Your copy of the lines below must match them exactly and contain no images.
(THE RECORDS Opens)
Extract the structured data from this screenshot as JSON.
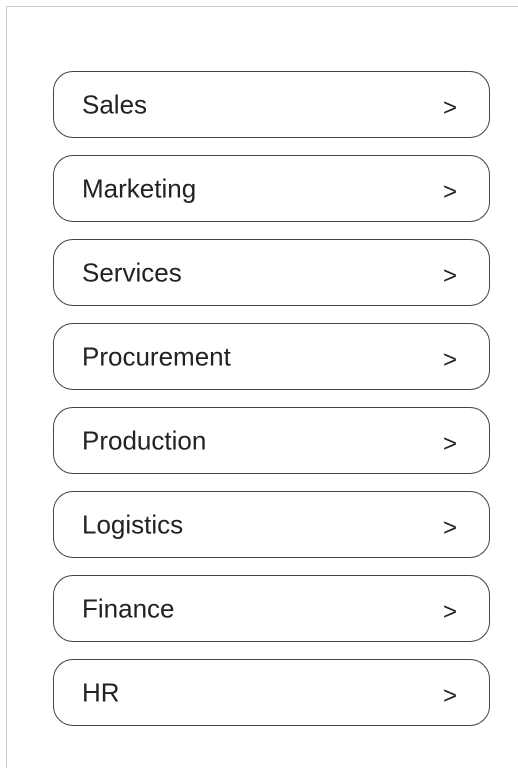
{
  "menu": {
    "chevron_glyph": ">",
    "items": [
      {
        "label": "Sales"
      },
      {
        "label": "Marketing"
      },
      {
        "label": "Services"
      },
      {
        "label": "Procurement"
      },
      {
        "label": "Production"
      },
      {
        "label": "Logistics"
      },
      {
        "label": "Finance"
      },
      {
        "label": "HR"
      }
    ]
  }
}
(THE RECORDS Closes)
- _TASK ANSWER_
Extract the structured data from this screenshot as JSON.
{
  "menu": {
    "chevron_glyph": ">",
    "items": [
      {
        "label": "Sales"
      },
      {
        "label": "Marketing"
      },
      {
        "label": "Services"
      },
      {
        "label": "Procurement"
      },
      {
        "label": "Production"
      },
      {
        "label": "Logistics"
      },
      {
        "label": "Finance"
      },
      {
        "label": "HR"
      }
    ]
  }
}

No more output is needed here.